-- Work to be completed --
Every line with "placeholder" in it must be copied from the data.

-- Information shown --
++++++++++

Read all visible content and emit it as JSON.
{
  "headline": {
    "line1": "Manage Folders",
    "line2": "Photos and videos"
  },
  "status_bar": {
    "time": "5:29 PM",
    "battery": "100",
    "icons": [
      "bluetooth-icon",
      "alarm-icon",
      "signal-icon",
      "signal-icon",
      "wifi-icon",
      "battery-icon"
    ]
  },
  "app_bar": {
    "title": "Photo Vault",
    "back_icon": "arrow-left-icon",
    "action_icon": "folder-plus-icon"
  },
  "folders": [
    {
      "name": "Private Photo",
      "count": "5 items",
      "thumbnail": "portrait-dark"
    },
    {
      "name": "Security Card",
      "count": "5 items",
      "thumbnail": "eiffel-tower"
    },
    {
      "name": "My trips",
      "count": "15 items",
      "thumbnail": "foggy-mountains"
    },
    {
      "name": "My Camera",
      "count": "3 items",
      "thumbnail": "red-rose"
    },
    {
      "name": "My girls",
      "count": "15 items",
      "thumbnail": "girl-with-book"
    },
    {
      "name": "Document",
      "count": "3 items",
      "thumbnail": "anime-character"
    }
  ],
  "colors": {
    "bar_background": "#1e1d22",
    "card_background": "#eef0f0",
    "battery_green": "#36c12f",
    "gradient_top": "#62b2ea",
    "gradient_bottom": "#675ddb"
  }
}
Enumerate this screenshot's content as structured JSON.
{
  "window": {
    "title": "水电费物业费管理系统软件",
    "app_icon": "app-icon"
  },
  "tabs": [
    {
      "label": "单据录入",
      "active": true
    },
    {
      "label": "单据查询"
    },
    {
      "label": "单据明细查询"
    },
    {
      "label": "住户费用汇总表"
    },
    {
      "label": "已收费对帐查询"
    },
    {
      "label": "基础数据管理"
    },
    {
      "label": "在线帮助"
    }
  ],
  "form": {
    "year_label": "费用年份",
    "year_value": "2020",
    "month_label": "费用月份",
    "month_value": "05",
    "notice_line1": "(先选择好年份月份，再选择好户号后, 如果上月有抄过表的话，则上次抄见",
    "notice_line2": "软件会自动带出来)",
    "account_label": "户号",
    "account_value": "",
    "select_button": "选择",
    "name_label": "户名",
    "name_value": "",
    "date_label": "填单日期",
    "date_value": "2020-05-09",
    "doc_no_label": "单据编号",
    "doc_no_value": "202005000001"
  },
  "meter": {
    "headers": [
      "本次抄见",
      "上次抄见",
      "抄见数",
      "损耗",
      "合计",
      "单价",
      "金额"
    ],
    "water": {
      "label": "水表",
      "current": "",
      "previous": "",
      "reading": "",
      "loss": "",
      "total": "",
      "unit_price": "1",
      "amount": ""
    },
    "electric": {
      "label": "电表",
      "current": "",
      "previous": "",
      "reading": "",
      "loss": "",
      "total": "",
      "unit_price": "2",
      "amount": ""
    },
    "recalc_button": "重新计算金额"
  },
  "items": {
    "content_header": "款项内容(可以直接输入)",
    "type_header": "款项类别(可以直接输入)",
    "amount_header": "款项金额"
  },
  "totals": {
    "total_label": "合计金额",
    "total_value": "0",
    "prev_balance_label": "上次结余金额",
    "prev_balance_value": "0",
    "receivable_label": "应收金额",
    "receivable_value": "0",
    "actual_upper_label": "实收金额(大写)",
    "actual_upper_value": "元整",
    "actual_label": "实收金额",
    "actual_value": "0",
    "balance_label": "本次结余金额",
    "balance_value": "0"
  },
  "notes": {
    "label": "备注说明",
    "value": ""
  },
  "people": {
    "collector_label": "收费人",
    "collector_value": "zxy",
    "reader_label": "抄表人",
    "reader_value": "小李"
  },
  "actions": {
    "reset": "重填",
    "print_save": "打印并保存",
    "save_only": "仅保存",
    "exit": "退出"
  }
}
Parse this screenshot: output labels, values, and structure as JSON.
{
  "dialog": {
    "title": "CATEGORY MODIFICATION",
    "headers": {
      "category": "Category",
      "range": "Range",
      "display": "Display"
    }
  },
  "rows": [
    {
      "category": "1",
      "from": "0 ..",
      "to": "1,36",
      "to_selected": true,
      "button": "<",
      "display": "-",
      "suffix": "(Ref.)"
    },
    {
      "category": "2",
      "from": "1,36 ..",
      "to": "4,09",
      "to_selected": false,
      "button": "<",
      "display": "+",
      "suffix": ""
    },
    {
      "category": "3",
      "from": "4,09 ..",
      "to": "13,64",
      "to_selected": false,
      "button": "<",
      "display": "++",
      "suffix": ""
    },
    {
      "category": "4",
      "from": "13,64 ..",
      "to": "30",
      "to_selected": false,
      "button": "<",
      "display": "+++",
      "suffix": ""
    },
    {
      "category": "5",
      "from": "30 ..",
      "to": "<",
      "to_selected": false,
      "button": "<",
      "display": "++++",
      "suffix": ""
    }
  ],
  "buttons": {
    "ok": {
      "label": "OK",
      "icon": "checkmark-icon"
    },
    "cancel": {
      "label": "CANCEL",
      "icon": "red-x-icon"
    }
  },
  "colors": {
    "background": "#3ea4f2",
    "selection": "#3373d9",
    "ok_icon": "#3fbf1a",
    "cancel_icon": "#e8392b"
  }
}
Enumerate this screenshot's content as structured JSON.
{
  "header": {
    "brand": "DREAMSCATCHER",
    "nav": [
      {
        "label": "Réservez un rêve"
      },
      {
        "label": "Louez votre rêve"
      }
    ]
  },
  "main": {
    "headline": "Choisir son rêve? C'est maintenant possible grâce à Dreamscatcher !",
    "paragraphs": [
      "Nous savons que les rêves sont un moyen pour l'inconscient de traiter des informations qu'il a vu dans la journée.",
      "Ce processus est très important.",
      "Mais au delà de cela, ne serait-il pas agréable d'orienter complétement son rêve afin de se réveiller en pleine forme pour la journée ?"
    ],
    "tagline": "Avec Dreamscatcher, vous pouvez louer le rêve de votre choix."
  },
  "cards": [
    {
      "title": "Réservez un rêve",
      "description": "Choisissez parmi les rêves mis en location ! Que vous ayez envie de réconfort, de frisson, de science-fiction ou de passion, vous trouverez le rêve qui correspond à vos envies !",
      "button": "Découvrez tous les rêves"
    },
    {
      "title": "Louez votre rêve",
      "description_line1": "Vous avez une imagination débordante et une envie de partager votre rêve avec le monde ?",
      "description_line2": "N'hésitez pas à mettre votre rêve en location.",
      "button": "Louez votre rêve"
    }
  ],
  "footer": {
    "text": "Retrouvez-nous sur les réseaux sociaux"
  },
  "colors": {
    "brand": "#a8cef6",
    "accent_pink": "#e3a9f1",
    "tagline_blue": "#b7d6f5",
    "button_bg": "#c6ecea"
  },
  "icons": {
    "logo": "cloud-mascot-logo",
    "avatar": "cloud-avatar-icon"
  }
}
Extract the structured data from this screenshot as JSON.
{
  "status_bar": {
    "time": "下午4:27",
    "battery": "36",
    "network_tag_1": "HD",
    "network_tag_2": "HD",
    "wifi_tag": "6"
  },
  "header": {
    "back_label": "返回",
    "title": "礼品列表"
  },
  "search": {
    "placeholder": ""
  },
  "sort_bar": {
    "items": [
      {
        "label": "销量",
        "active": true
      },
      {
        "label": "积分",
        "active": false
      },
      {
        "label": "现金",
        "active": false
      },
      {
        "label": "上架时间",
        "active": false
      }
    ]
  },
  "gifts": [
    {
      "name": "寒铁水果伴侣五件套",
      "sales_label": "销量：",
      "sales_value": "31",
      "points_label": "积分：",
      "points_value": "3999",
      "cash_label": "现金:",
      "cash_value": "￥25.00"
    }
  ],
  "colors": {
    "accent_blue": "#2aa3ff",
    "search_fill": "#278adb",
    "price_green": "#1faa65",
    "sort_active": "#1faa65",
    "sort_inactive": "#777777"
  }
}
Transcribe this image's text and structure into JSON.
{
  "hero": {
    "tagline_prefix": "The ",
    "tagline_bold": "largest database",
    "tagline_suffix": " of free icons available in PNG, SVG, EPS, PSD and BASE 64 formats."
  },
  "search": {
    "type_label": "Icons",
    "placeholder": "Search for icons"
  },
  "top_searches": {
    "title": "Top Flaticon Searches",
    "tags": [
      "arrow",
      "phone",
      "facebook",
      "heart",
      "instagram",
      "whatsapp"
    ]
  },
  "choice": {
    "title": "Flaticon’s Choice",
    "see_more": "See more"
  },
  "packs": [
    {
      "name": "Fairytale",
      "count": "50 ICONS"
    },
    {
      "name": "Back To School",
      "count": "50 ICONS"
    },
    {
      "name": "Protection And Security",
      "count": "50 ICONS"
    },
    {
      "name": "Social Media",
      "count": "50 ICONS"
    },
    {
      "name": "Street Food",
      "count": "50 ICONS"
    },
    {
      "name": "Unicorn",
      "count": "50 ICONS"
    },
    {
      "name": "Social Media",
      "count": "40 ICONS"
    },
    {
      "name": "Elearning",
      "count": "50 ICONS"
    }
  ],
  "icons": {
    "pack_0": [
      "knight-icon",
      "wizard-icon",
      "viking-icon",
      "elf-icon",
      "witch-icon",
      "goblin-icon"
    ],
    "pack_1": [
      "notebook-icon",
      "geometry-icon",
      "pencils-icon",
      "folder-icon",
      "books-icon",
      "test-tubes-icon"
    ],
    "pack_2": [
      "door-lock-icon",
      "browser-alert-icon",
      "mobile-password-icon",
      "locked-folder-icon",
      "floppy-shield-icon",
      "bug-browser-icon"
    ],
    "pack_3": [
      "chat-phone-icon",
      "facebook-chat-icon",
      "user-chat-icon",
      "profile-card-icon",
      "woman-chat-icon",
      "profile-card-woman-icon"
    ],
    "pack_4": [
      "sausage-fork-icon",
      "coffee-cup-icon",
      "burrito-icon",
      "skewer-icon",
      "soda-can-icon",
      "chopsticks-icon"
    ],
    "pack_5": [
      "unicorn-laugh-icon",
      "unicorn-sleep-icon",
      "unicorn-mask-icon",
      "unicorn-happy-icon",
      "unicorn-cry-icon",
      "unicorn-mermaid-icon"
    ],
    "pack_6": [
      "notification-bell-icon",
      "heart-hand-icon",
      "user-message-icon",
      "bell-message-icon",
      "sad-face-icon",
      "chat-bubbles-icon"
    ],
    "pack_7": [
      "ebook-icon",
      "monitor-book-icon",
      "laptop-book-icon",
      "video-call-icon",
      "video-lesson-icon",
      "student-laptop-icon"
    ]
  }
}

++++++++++

-- Exercise response --
    "placeholder": ""
    "placeholder": "Search for icons"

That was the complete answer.